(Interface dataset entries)
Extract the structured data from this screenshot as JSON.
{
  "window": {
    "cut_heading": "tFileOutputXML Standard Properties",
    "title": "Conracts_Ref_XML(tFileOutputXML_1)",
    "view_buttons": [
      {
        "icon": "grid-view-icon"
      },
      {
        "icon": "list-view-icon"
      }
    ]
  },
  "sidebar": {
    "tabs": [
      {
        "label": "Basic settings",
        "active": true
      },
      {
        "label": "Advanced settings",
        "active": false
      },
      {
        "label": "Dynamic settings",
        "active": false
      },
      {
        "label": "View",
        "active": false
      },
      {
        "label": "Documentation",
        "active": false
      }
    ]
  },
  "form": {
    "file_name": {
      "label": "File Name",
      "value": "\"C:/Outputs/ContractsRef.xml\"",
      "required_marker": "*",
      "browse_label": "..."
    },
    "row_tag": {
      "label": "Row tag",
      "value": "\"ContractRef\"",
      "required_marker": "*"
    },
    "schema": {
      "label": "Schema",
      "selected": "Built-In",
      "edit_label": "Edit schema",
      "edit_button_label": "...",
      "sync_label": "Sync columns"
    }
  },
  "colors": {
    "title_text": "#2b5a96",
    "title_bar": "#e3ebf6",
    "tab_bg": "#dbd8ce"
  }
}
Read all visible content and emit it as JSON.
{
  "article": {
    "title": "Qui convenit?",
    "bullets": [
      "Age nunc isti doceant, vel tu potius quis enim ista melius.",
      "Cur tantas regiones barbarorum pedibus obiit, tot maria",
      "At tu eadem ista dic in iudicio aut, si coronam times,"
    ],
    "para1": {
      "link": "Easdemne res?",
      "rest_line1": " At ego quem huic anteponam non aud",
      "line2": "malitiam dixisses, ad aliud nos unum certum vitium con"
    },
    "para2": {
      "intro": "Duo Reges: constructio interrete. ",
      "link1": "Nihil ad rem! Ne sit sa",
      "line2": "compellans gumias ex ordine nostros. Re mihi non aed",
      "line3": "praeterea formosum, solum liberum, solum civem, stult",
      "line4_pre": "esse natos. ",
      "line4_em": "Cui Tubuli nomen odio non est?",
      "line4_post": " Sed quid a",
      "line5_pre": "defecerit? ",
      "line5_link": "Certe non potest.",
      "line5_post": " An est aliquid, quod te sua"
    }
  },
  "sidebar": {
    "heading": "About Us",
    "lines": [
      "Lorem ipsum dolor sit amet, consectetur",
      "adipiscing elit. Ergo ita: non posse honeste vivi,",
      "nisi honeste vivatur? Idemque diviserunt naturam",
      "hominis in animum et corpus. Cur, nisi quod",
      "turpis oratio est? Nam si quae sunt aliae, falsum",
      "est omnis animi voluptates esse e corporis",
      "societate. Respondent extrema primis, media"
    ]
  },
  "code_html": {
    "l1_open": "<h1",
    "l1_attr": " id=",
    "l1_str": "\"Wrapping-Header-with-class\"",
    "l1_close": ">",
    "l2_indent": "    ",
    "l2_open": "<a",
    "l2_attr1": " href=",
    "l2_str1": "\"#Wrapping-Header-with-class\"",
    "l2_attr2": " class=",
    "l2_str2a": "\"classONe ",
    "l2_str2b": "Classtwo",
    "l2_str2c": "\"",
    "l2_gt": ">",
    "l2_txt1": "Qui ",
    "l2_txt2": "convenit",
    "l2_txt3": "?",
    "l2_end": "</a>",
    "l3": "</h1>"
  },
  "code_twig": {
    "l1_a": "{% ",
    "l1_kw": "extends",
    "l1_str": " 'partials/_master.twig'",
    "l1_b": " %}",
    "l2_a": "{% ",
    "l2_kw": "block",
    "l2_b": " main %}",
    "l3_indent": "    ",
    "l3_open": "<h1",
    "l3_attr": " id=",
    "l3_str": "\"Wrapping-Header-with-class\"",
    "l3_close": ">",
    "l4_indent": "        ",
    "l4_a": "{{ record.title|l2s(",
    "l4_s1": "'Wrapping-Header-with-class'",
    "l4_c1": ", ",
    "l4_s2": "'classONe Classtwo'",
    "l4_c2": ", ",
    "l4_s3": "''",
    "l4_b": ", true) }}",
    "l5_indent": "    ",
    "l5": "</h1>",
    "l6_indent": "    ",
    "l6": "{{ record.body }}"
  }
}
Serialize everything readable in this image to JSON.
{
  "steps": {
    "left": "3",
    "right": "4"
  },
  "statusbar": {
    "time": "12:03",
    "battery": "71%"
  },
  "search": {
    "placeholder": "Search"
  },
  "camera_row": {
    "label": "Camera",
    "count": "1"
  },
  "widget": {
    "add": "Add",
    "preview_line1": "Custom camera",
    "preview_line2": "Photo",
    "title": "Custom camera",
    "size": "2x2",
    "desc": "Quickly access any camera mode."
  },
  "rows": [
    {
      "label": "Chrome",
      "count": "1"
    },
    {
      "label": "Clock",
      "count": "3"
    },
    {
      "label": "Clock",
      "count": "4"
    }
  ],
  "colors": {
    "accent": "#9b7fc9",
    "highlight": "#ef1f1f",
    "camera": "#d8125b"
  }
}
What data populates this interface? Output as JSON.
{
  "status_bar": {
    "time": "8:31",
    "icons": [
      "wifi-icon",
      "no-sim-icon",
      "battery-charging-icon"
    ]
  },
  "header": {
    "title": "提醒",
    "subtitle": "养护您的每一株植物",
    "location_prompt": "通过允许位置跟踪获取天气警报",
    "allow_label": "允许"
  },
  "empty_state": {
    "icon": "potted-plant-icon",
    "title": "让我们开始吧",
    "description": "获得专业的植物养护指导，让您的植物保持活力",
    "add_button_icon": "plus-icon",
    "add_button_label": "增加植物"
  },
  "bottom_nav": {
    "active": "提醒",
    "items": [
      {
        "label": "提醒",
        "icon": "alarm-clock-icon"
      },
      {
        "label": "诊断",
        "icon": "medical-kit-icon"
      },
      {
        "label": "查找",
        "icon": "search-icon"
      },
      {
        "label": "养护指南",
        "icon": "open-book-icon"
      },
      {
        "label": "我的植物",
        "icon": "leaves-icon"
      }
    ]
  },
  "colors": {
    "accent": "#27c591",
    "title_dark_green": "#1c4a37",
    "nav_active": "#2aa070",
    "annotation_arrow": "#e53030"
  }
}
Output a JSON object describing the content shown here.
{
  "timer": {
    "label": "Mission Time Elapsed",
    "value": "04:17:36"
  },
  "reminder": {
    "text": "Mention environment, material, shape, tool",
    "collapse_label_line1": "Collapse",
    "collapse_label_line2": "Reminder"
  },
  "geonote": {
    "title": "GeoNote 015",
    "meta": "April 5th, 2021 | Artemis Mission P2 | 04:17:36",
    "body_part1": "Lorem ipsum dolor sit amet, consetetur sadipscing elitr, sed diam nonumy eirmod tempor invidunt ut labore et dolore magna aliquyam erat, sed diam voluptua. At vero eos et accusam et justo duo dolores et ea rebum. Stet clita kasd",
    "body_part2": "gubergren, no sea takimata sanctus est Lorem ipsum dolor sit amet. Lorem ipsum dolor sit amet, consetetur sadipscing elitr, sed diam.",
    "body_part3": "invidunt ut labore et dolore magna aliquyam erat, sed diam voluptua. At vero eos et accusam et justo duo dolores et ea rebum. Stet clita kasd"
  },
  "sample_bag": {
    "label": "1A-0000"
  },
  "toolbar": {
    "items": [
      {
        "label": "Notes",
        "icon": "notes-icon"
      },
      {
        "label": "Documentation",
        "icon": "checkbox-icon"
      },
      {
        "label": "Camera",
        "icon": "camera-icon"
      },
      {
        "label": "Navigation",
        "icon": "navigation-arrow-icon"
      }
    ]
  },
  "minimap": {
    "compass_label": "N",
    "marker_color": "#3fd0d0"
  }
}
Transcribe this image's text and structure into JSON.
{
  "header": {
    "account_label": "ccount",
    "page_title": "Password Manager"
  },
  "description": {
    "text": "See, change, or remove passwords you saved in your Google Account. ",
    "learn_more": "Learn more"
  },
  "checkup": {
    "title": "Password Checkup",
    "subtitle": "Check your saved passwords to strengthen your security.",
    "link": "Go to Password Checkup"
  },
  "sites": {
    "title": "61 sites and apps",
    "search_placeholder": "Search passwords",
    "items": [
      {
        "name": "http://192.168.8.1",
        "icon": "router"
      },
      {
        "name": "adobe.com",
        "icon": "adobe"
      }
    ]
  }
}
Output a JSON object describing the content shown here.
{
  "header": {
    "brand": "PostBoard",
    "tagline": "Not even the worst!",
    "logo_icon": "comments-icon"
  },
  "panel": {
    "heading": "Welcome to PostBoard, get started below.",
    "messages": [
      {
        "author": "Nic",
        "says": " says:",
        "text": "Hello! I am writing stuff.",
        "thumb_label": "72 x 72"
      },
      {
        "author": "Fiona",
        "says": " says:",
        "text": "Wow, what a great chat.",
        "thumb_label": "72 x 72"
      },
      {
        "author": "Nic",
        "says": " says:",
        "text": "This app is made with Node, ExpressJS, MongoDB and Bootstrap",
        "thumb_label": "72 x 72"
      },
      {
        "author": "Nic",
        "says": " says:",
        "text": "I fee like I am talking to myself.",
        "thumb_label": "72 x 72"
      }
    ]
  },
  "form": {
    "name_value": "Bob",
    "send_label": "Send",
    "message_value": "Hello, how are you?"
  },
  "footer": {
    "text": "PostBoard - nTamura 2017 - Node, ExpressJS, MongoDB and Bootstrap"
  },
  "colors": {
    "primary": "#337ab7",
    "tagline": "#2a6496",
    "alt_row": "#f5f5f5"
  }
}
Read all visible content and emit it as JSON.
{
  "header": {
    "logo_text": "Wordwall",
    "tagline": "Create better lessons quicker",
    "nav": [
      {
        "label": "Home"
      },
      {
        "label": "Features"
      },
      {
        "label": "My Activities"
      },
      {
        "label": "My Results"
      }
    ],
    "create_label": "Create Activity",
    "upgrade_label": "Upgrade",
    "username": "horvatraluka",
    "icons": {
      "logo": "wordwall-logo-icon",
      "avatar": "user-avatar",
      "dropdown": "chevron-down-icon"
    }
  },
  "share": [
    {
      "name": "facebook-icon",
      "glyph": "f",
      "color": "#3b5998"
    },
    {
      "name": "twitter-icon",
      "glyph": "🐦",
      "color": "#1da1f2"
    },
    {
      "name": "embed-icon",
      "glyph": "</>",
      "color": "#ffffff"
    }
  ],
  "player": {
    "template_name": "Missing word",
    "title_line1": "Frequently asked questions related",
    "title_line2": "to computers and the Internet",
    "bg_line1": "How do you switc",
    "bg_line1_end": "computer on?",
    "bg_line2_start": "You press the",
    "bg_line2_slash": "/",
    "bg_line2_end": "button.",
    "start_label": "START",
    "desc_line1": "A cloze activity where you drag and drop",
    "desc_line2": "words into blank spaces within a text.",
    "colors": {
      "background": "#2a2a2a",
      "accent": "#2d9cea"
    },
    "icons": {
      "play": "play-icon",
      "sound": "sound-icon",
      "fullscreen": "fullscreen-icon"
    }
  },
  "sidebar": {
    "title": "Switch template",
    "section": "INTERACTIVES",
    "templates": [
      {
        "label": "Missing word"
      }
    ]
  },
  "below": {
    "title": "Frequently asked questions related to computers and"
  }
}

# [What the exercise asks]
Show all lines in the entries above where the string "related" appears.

# [Finished exercise]
    "title_line1": "Frequently asked questions related",
    "title": "Frequently asked questions related to computers and"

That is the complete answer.